WHAT YOU WILL DO: Set down the full data below exactly as given, please.
::::::
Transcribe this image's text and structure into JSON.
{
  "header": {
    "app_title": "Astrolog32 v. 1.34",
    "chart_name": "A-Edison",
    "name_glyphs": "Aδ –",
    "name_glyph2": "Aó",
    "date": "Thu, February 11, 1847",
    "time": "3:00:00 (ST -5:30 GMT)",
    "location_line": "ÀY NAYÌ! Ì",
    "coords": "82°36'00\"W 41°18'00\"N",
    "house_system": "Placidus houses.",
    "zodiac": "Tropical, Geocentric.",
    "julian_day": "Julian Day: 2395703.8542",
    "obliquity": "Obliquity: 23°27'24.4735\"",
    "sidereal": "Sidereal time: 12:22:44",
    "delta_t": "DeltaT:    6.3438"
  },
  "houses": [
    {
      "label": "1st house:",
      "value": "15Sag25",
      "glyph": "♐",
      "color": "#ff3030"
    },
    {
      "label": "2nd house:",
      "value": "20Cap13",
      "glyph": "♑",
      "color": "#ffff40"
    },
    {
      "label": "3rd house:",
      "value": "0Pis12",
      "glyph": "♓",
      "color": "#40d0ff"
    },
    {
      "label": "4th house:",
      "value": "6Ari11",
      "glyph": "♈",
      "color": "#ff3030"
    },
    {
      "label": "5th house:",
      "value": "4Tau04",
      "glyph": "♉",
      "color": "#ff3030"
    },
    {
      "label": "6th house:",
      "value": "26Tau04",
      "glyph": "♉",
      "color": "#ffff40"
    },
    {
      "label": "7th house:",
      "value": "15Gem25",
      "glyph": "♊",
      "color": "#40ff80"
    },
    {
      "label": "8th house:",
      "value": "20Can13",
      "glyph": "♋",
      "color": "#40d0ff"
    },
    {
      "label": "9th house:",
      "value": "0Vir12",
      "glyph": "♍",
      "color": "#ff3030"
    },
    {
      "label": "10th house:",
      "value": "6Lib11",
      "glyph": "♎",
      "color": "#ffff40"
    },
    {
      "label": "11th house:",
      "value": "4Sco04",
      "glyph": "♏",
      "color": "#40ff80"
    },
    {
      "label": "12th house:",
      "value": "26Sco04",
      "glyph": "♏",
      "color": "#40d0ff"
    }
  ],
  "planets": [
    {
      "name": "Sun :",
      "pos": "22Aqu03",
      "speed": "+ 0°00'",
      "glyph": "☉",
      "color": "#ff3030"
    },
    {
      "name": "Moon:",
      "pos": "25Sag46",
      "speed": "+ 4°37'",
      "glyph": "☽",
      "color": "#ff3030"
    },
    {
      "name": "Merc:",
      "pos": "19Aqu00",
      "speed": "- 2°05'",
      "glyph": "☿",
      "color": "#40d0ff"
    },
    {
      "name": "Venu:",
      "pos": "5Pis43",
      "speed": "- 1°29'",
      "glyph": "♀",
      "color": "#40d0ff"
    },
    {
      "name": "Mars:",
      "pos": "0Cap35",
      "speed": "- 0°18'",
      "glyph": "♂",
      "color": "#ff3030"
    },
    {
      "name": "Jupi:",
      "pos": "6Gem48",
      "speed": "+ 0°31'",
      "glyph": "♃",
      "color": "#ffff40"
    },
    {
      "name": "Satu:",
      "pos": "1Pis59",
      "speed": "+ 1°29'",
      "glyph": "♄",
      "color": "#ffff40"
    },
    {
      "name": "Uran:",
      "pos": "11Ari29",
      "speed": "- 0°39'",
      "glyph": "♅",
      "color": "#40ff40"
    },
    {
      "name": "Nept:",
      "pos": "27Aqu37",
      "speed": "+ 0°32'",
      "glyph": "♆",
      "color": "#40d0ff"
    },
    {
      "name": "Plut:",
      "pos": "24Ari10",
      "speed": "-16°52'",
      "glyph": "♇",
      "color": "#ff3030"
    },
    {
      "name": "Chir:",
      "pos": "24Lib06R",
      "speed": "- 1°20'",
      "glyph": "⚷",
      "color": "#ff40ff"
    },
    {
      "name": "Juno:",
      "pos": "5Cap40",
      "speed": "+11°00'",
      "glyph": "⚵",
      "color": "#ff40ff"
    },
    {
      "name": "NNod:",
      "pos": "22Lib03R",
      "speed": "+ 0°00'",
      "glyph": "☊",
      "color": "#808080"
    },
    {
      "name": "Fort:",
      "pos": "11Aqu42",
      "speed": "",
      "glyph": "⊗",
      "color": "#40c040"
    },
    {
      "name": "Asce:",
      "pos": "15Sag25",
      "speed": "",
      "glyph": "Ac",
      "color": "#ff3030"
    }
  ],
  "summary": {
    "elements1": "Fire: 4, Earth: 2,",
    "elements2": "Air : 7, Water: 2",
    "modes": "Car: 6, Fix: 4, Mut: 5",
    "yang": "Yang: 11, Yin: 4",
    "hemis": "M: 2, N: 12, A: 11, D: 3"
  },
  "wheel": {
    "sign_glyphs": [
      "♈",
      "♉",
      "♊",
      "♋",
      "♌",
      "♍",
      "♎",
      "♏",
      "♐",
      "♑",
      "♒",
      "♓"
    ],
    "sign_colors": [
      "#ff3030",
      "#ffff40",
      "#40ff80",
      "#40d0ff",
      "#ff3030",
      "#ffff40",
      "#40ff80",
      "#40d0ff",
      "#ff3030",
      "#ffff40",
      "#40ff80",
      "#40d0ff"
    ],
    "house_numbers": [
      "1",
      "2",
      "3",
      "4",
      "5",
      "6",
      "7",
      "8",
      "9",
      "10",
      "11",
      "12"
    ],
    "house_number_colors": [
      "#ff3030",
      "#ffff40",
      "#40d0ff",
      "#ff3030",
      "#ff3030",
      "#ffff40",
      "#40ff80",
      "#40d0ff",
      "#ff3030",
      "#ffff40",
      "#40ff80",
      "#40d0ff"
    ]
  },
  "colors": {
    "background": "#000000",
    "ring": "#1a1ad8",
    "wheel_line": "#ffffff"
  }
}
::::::
OUTPUT OF THE TASK:
Transcribe this image's text and structure into JSON.
{
  "header": {
    "app_title": "Astrolog32 v. 1.34",
    "chart_name": "A-Edison",
    "name_glyphs": "Aδ –",
    "name_glyph2": "Aó",
    "date": "Thu, February 11, 1847",
    "time": "3:00:00 (ST -5:30 GMT)",
    "location_line": "ÀY NAYÌ! Ì",
    "coords": "82°36'00\"W 41°18'00\"N",
    "house_system": "Placidus houses.",
    "zodiac": "Tropical, Geocentric.",
    "julian_day": "Julian Day: 2395703.8542",
    "obliquity": "Obliquity: 23°27'24.4735\"",
    "sidereal": "Sidereal time: 12:22:44",
    "delta_t": "DeltaT:    6.3438"
  },
  "houses": [
    {
      "label": "1st house:",
      "value": "15Sag25",
      "glyph": "♐",
      "color": "#ff3030"
    },
    {
      "label": "2nd house:",
      "value": "20Cap13",
      "glyph": "♑",
      "color": "#ffff40"
    },
    {
      "label": "3rd house:",
      "value": "0Pis12",
      "glyph": "♓",
      "color": "#40d0ff"
    },
    {
      "label": "4th house:",
      "value": "6Ari11",
      "glyph": "♈",
      "color": "#ff3030"
    },
    {
      "label": "5th house:",
      "value": "4Tau04",
      "glyph": "♉",
      "color": "#ff3030"
    },
    {
      "label": "6th house:",
      "value": "26Tau04",
      "glyph": "♉",
      "color": "#ffff40"
    },
    {
      "label": "7th house:",
      "value": "15Gem25",
      "glyph": "♊",
      "color": "#40ff80"
    },
    {
      "label": "8th house:",
      "value": "20Can13",
      "glyph": "♋",
      "color": "#40d0ff"
    },
    {
      "label": "9th house:",
      "value": "0Vir12",
      "glyph": "♍",
      "color": "#ff3030"
    },
    {
      "label": "10th house:",
      "value": "6Lib11",
      "glyph": "♎",
      "color": "#ffff40"
    },
    {
      "label": "11th house:",
      "value": "4Sco04",
      "glyph": "♏",
      "color": "#40ff80"
    },
    {
      "label": "12th house:",
      "value": "26Sco04",
      "glyph": "♏",
      "color": "#40d0ff"
    }
  ],
  "planets": [
    {
      "name": "Sun :",
      "pos": "22Aqu03",
      "speed": "+ 0°00'",
      "glyph": "☉",
      "color": "#ff3030"
    },
    {
      "name": "Moon:",
      "pos": "25Sag46",
      "speed": "+ 4°37'",
      "glyph": "☽",
      "color": "#ff3030"
    },
    {
      "name": "Merc:",
      "pos": "19Aqu00",
      "speed": "- 2°05'",
      "glyph": "☿",
      "color": "#40d0ff"
    },
    {
      "name": "Venu:",
      "pos": "5Pis43",
      "speed": "- 1°29'",
      "glyph": "♀",
      "color": "#40d0ff"
    },
    {
      "name": "Mars:",
      "pos": "0Cap35",
      "speed": "- 0°18'",
      "glyph": "♂",
      "color": "#ff3030"
    },
    {
      "name": "Jupi:",
      "pos": "6Gem48",
      "speed": "+ 0°31'",
      "glyph": "♃",
      "color": "#ffff40"
    },
    {
      "name": "Satu:",
      "pos": "1Pis59",
      "speed": "+ 1°29'",
      "glyph": "♄",
      "color": "#ffff40"
    },
    {
      "name": "Uran:",
      "pos": "11Ari29",
      "speed": "- 0°39'",
      "glyph": "♅",
      "color": "#40ff40"
    },
    {
      "name": "Nept:",
      "pos": "27Aqu37",
      "speed": "+ 0°32'",
      "glyph": "♆",
      "color": "#40d0ff"
    },
    {
      "name": "Plut:",
      "pos": "24Ari10",
      "speed": "-16°52'",
      "glyph": "♇",
      "color": "#ff3030"
    },
    {
      "name": "Chir:",
      "pos": "24Lib06R",
      "speed": "- 1°20'",
      "glyph": "⚷",
      "color": "#ff40ff"
    },
    {
      "name": "Juno:",
      "pos": "5Cap40",
      "speed": "+11°00'",
      "glyph": "⚵",
      "color": "#ff40ff"
    },
    {
      "name": "NNod:",
      "pos": "22Lib03R",
      "speed": "+ 0°00'",
      "glyph": "☊",
      "color": "#808080"
    },
    {
      "name": "Fort:",
      "pos": "11Aqu42",
      "speed": "",
      "glyph": "⊗",
      "color": "#40c040"
    },
    {
      "name": "Asce:",
      "pos": "15Sag25",
      "speed": "",
      "glyph": "Ac",
      "color": "#ff3030"
    }
  ],
  "summary": {
    "elements1": "Fire: 4, Earth: 2,",
    "elements2": "Air : 7, Water: 2",
    "modes": "Car: 6, Fix: 4, Mut: 5",
    "yang": "Yang: 11, Yin: 4",
    "hemis": "M: 2, N: 12, A: 11, D: 3"
  },
  "wheel": {
    "sign_glyphs": [
      "♈",
      "♉",
      "♊",
      "♋",
      "♌",
      "♍",
      "♎",
      "♏",
      "♐",
      "♑",
      "♒",
      "♓"
    ],
    "sign_colors": [
      "#ff3030",
      "#ffff40",
      "#40ff80",
      "#40d0ff",
      "#ff3030",
      "#ffff40",
      "#40ff80",
      "#40d0ff",
      "#ff3030",
      "#ffff40",
      "#40ff80",
      "#40d0ff"
    ],
    "house_numbers": [
      "1",
      "2",
      "3",
      "4",
      "5",
      "6",
      "7",
      "8",
      "9",
      "10",
      "11",
      "12"
    ],
    "house_number_colors": [
      "#ff3030",
      "#ffff40",
      "#40d0ff",
      "#ff3030",
      "#ff3030",
      "#ffff40",
      "#40ff80",
      "#40d0ff",
      "#ff3030",
      "#ffff40",
      "#40ff80",
      "#40d0ff"
    ]
  },
  "colors": {
    "background": "#000000",
    "ring": "#1a1ad8",
    "wheel_line": "#ffffff"
  }
}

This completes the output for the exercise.